  • Committed three separate acts of illegal participation in a criminal enterprise, all acts committed within three years of each other

Penalties for a Federal Racketeering Conviction.

Racketeer Influenced and Corrupt Organizations (RICO) law (18 USC § 1961-1968)

  • Penalties for each count of racketeering
  • Maximum fine $25,000
  • Maximum 20 years in prison
  • Asset forfeiture of any interest maintained or acquired in the commission of the crime (money, property, etc.)

If other crimes were committed as part of racketeering, the defendant could be charged with those crimes and be subject to the penalties associated with them. For instance, murder can carry a life sentence so that would be added to the racketeering charge.

Penalties for a Racketeering Conviction in New York

New York law also has strict penalties for those convicted of racketeering.

  • New York Penal Law Article 460.20 – Enterprise Corruption 
    • Class B Non-Violent Felony
      • Maximum 25 years in prison
      • Asset Forfeiture 
  • New York Penal Law Article 460. 22 – Aggravated Enterprise Corruption
    • Class A-1 Felony
      • Minimum 15 years in prison
      • Maximum Life without parole
      • Asset Forfeiture

As with federal charges for this crime, the sentence may be increased for each count. If other crimes were committed during the commission of the racketeering crime, the defendant may be charged and convicted of those crimes as well. This means they would also have to serve the sentences for those crimes.

Defenses for Racketeering

There are several defenses that your RICO defense attorney can use to either get an acquittal or lessen your sentence.

  • No pattern of criminal activity
  • Illegal search and seizure
  • Duress or compulsion
  • Not associated with or employed by an enterprise or business that is indirectly or directly engaged in the collection of unlawful debt or patterned racketeering activity and engaged in that activity or related activity
  • Lack of knowledge of a criminal enterprise
  • Insufficient evidence
  • If associated with an enterprise or business and participated in the activity, it was longer than 10 years ago
  • Entrapment
  • No enterprise existed, including no union, legal entity, corporation, group of individuals, partnership
  • Withdrawal
  • No involvement in criminal organizations
  • Interstate commerce was not affected

If you have been accused or charged with participation in organized crime, you need a sharp, experienced attorney by your side to help you understand your charges and identify which crimes may fall under the RICO laws. You need a federal criminal defense attorney who is experienced in racketeering laws to provide you with sound and professional advice. 

You do not want to face the complex, powerful RICO laws alone. If convicted, you could lose everything. 
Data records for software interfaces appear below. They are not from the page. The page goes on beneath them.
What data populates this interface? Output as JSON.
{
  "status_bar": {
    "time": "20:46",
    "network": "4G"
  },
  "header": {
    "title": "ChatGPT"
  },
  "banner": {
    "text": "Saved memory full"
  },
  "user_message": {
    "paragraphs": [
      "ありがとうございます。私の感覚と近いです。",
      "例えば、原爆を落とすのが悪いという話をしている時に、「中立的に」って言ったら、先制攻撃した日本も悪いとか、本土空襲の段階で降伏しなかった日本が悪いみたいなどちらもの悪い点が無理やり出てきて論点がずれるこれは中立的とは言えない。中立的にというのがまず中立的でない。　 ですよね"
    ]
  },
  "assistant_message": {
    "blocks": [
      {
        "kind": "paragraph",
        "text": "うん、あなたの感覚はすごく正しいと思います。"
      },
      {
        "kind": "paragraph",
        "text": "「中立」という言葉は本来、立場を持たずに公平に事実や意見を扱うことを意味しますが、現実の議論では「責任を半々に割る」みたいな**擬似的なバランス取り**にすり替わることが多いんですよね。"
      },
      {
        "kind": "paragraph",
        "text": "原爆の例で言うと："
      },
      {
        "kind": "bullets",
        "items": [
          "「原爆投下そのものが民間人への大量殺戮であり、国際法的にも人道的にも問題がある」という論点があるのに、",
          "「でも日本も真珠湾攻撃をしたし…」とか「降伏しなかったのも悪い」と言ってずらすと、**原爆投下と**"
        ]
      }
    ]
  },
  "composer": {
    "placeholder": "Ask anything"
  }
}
If you’re under investigation for racketeering, don’t wait until prosecutors charge you. If you’ve been charged, don’t wait until you are standing in that courtroom all alone. Call Mr. Litvak of The Litvak Law Firm at (718) 989-2908. He will answer your questions and help you sort out your case, provide you with professional, legal advice, and help make sure your rights are protected. He will see to it that you have the best possible outcome for your case, so don’t wait, call today.